(Data records for software interfaces)
--
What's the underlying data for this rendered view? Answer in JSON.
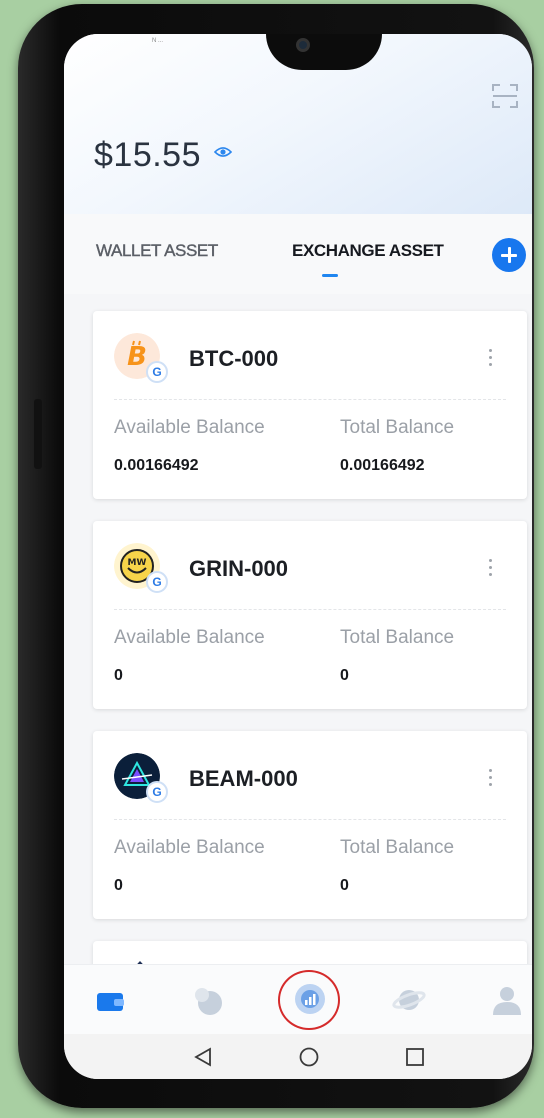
{
  "status_bar": {
    "text": "N ..."
  },
  "header": {
    "balance": "$15.55",
    "icons": {
      "scan": "scan-icon",
      "eye": "eye-icon"
    }
  },
  "tabs": {
    "wallet_label": "WALLET ASSET",
    "exchange_label": "EXCHANGE ASSET",
    "active": "exchange",
    "add_icon": "plus-circle-icon"
  },
  "cards": [
    {
      "name": "BTC-000",
      "available_label": "Available Balance",
      "total_label": "Total Balance",
      "available": "0.00166492",
      "total": "0.00166492",
      "badge": "G"
    },
    {
      "name": "GRIN-000",
      "available_label": "Available Balance",
      "total_label": "Total Balance",
      "available": "0",
      "total": "0",
      "badge": "G"
    },
    {
      "name": "BEAM-000",
      "available_label": "Available Balance",
      "total_label": "Total Balance",
      "available": "0",
      "total": "0",
      "badge": "G"
    }
  ],
  "bottom_nav": [
    {
      "icon": "wallet-icon",
      "active": true
    },
    {
      "icon": "orbit-icon",
      "active": false
    },
    {
      "icon": "exchange-chart-icon",
      "active": false,
      "highlighted": true
    },
    {
      "icon": "planet-icon",
      "active": false
    },
    {
      "icon": "profile-icon",
      "active": false
    }
  ],
  "system_nav": [
    "back-icon",
    "home-icon",
    "recents-icon"
  ],
  "colors": {
    "accent": "#1f86f0",
    "highlight_circle": "#d52b2b"
  }
}
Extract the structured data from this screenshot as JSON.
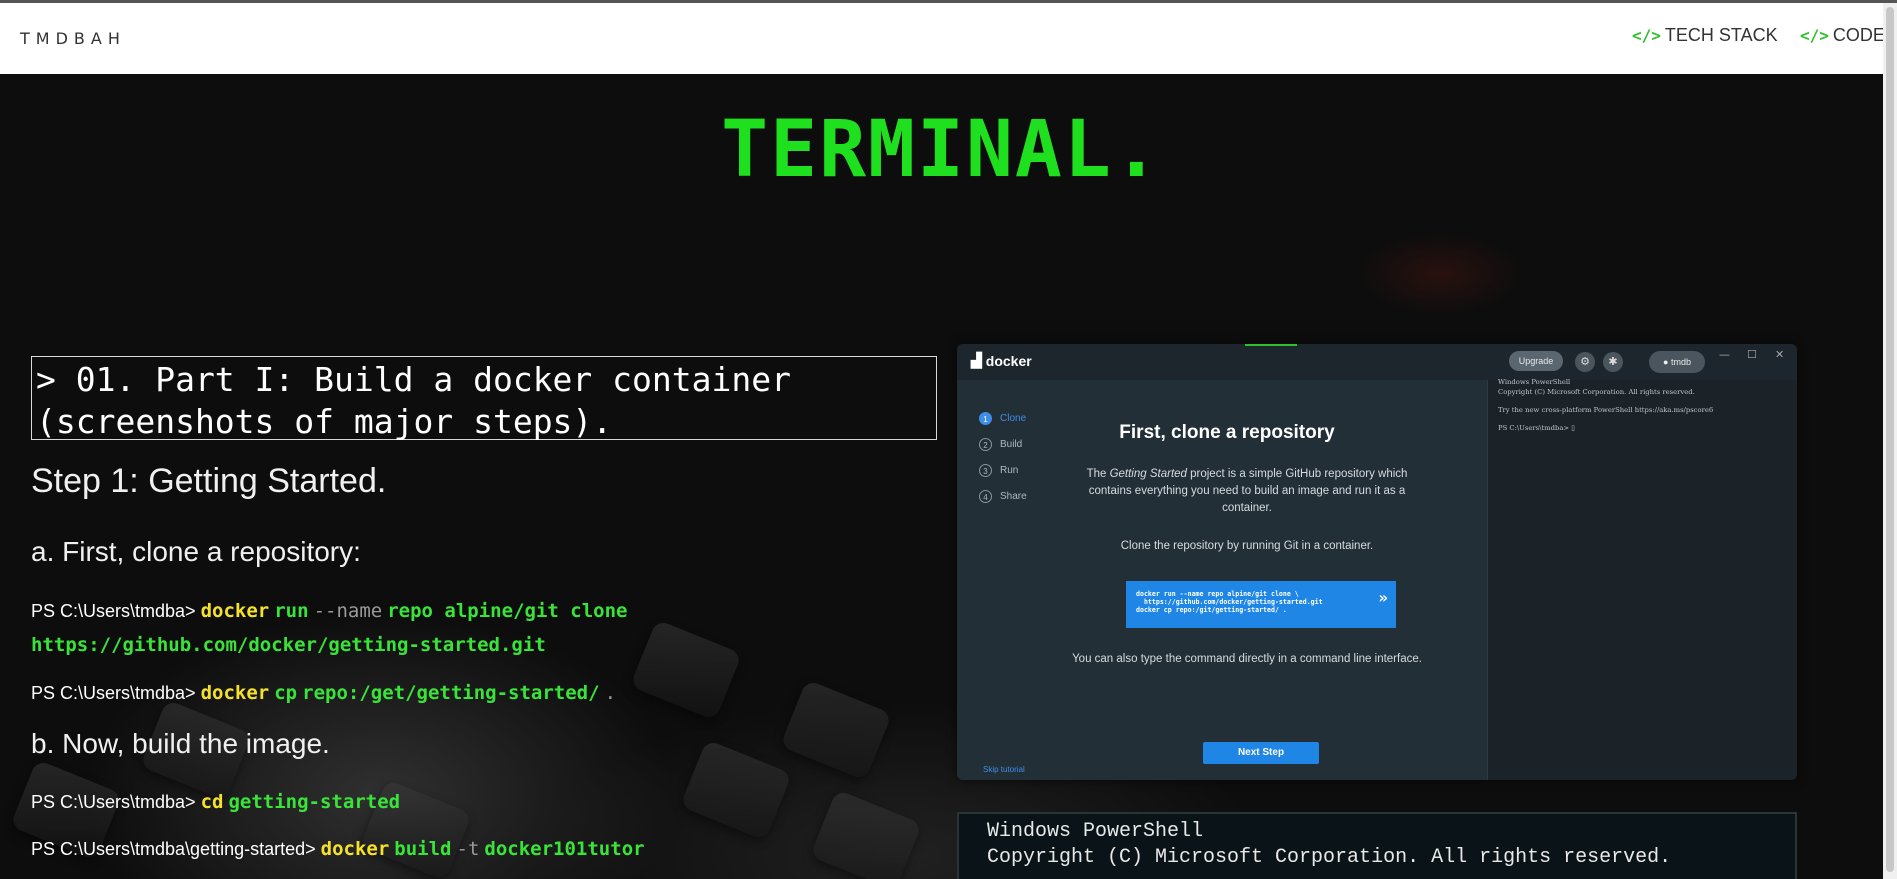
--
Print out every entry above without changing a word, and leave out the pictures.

RESULT OF THE EXERCISE »
What's the underlying data for this rendered view? Answer in JSON.
{
  "status_bar": {
    "text": "N ..."
  },
  "header": {
    "balance": "$15.55",
    "icons": {
      "scan": "scan-icon",
      "eye": "eye-icon"
    }
  },
  "tabs": {
    "wallet_label": "WALLET ASSET",
    "exchange_label": "EXCHANGE ASSET",
    "active": "exchange",
    "add_icon": "plus-circle-icon"
  },
  "cards": [
    {
      "name": "BTC-000",
      "available_label": "Available Balance",
      "total_label": "Total Balance",
      "available": "0.00166492",
      "total": "0.00166492",
      "badge": "G"
    },
    {
      "name": "GRIN-000",
      "available_label": "Available Balance",
      "total_label": "Total Balance",
      "available": "0",
      "total": "0",
      "badge": "G"
    },
    {
      "name": "BEAM-000",
      "available_label": "Available Balance",
      "total_label": "Total Balance",
      "available": "0",
      "total": "0",
      "badge": "G"
    }
  ],
  "bottom_nav": [
    {
      "icon": "wallet-icon",
      "active": true
    },
    {
      "icon": "orbit-icon",
      "active": false
    },
    {
      "icon": "exchange-chart-icon",
      "active": false,
      "highlighted": true
    },
    {
      "icon": "planet-icon",
      "active": false
    },
    {
      "icon": "profile-icon",
      "active": false
    }
  ],
  "system_nav": [
    "back-icon",
    "home-icon",
    "recents-icon"
  ],
  "colors": {
    "accent": "#1f86f0",
    "highlight_circle": "#d52b2b"
  }
}
Extract the structured data from this screenshot as JSON.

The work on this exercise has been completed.